The left image shows the Antikythera, the oldest known orrery. It was recovered in 1900–01 from the Antikythera wreck, a shipwreck off the Greek island of Antikythera.
The instrument was designed […] A seismoscope is a qualitative indicator of seismic activity — as opposed to seismographs which show quantitative data, typically through line graphs.
Feel free to post a general comment or if you know of another interesting physical visualization, please submit it! Their meaning mostly remains a mystery but it seems that color, relative position of knots, knot types and rope length were used to encode categorical and quantitative variables.
While data sculptures date back from the 1990s, the very first sculptures were Venus figurines: A Venus figurine is any Upper Paleolithic statuette portraying a woman with exaggerated physical features. […] An orrery is a mechanical model of the solar system. The Antikythera mechanism is an ancient analog computer designed to predict astronomical positions and eclipses.
This is a chronological list of physical visualizations and related artifacts, maintained by Pierre Dragicevic and Yvonne Jansen. For instance, the tokens could be ordered in special columns according to types of merchandise, entries and expenditures; donors […] Quipus were complex assemblies of knotted ropes that were used in South America as a data storage device and played an important role in the Inca administration.
Thanks to Fanny Chevalier and our other contributors. Only a handful of specialists could use and decipher them.
The direction of […] The first terrain/city models date back from the 16th century and were created for military purposes.
Left image: a plan-relief of Bayonne, created by Sébastian Vauban (1633–1707), a famous fortification engineer of King Louis XIV. These scale models were highly prized for the tactical advantage they brought, and they were also shown around for dissuasive purposes.
The composition of a floater is irrelevant, its overall density just needs to be calibrated to a certain value and remain stable.
The oldest known seismoscope is Chinese and dates backs from 132.

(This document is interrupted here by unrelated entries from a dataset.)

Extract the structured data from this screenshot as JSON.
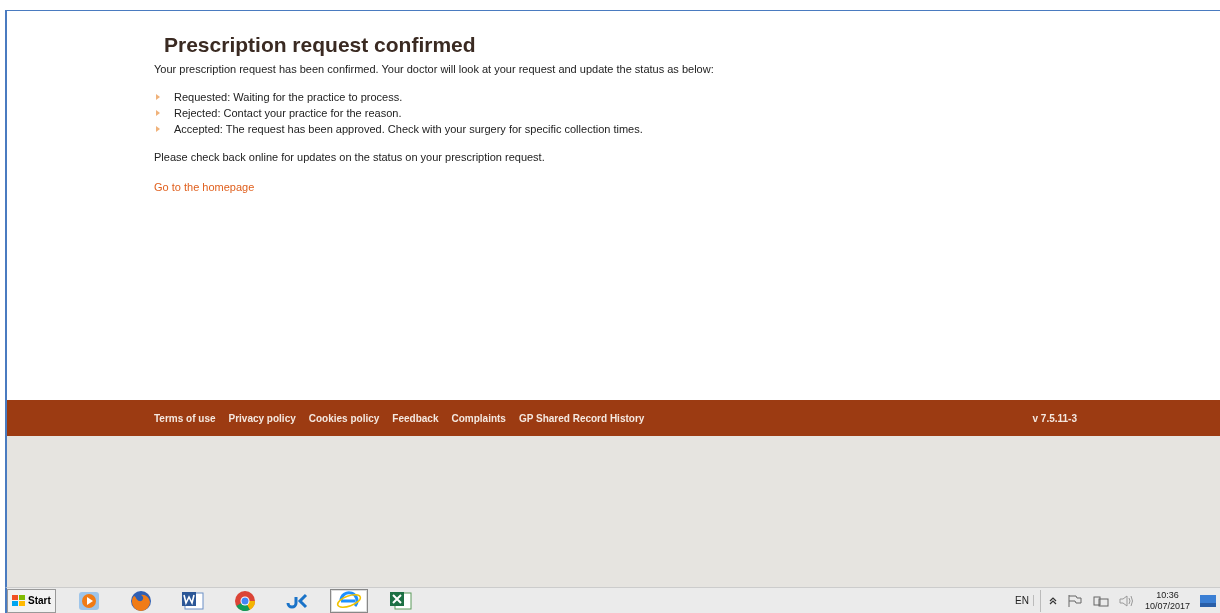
{
  "page": {
    "title": "Prescription request confirmed",
    "intro": "Your prescription request has been confirmed. Your doctor will look at your request and update the status as below:",
    "statuses": [
      "Requested: Waiting for the practice to process.",
      "Rejected: Contact your practice for the reason.",
      "Accepted: The request has been approved. Check with your surgery for specific collection times."
    ],
    "note": "Please check back online for updates on the status on your prescription request.",
    "link": "Go to the homepage"
  },
  "footer": {
    "links": [
      "Terms of use",
      "Privacy policy",
      "Cookies policy",
      "Feedback",
      "Complaints",
      "GP Shared Record History"
    ],
    "version": "v 7.5.11-3"
  },
  "taskbar": {
    "start": "Start",
    "apps": [
      {
        "kind": "media",
        "selected": false
      },
      {
        "kind": "firefox",
        "selected": false
      },
      {
        "kind": "word",
        "selected": false
      },
      {
        "kind": "chrome",
        "selected": false
      },
      {
        "kind": "app",
        "selected": false
      },
      {
        "kind": "ie",
        "selected": true
      },
      {
        "kind": "excel",
        "selected": false
      }
    ],
    "language": "EN",
    "time": "10:36",
    "date": "10/07/2017"
  }
}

It was a large bronze device that dropped a ball into a bronze container (one of the eight frogs on the image above) every time an earthquake was detected, thus producing a loud sound.